Injection Treatment Doesn’t Prevent Miscarriages
A study conducted by Carole Ober of the University of Chicago found that a fertility treatment to prevent miscarriage does not work.
The treatment -- which entails injecting a woman with her partner’s white blood cells -- is believed to fail for similar reasons that an organ transplant fails. Under normal circumstances, a woman produces antibodies that "prevent their system from rejecting a fetus in pregnancy." If that antibody is not formed, a miscarriage is likely to occur.
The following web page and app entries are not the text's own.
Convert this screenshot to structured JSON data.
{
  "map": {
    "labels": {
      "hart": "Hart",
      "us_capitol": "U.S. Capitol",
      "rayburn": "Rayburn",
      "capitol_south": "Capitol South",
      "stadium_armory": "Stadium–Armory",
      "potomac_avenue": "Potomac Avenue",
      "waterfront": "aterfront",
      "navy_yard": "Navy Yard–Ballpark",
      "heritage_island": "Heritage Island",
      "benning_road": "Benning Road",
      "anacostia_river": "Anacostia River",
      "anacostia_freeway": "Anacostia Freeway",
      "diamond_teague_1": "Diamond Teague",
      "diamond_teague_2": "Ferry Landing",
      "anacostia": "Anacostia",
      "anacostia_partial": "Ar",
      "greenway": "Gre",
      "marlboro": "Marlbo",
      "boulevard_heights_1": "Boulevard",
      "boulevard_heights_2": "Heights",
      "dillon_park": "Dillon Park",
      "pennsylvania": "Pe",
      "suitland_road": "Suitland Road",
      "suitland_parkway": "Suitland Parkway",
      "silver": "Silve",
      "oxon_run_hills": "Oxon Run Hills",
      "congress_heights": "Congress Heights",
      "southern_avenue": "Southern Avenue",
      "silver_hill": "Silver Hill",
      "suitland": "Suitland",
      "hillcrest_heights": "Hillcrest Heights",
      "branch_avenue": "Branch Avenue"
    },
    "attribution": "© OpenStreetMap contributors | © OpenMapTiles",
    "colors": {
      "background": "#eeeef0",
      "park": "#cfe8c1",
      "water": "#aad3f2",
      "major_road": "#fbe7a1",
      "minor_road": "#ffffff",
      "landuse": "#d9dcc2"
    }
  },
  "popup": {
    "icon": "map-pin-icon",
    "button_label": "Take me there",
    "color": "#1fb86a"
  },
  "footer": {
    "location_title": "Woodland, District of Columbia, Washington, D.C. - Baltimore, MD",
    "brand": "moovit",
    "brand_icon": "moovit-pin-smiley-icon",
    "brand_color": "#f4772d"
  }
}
The study followed 171 women who had experienced three of more miscarriages. Eighty-six received the fertility treatment, and 85 were given a placebo injection. Researchers found that 31 of 68 women given the fertility injection became pregnant within the next year and had a 46% success rate. This compares to a 65% success rate for the 63 women who became pregnant after receiving the placebo.
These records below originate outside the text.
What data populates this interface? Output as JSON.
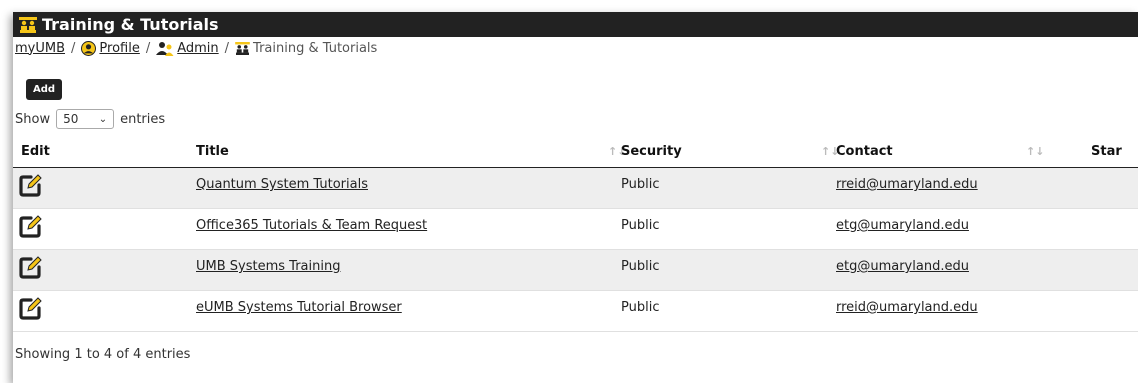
{
  "header": {
    "title": "Training & Tutorials",
    "title_icon": "people-training-icon"
  },
  "breadcrumb": {
    "items": [
      {
        "label": "myUMB",
        "link": true
      },
      {
        "label": "Profile",
        "link": true,
        "icon": "user-circle-icon"
      },
      {
        "label": "Admin",
        "link": true,
        "icon": "admin-users-icon"
      },
      {
        "label": "Training & Tutorials",
        "link": false,
        "icon": "people-training-icon"
      }
    ],
    "separator": "/"
  },
  "toolbar": {
    "add_label": "Add"
  },
  "length_menu": {
    "prefix": "Show",
    "value": "50",
    "suffix": "entries"
  },
  "table": {
    "columns": [
      "Edit",
      "Title",
      "Security",
      "Contact",
      "Star"
    ],
    "rows": [
      {
        "title": "Quantum System Tutorials",
        "security": "Public",
        "contact": "rreid@umaryland.edu"
      },
      {
        "title": "Office365 Tutorials & Team Request",
        "security": "Public",
        "contact": "etg@umaryland.edu"
      },
      {
        "title": "UMB Systems Training",
        "security": "Public",
        "contact": "etg@umaryland.edu"
      },
      {
        "title": "eUMB Systems Tutorial Browser",
        "security": "Public",
        "contact": "rreid@umaryland.edu"
      }
    ]
  },
  "info": {
    "text": "Showing 1 to 4 of 4 entries"
  },
  "colors": {
    "header_bg": "#222222",
    "accent_yellow": "#f5c518",
    "row_stripe": "#eeeeee"
  }
}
Ober, who is a professor of human genetics and obstetrics and gynecology, noted that "Women with recurring miscarriages should not take this as bad news that there is not a treatment for them. In many of these couples, there is really nothing wrong with them."
However, proponents of this fertility treatment argue that there is a good success rate for women who are given the injections. A professor at the Imperial College of Medicine in London, James Mowbray, said, "It does work. I’ve seen 5,000 couples with repeated miscarriages that have had a very high success rate and very low abnormality rate."
Media Resources: Nando Times and AP - July 29, 1999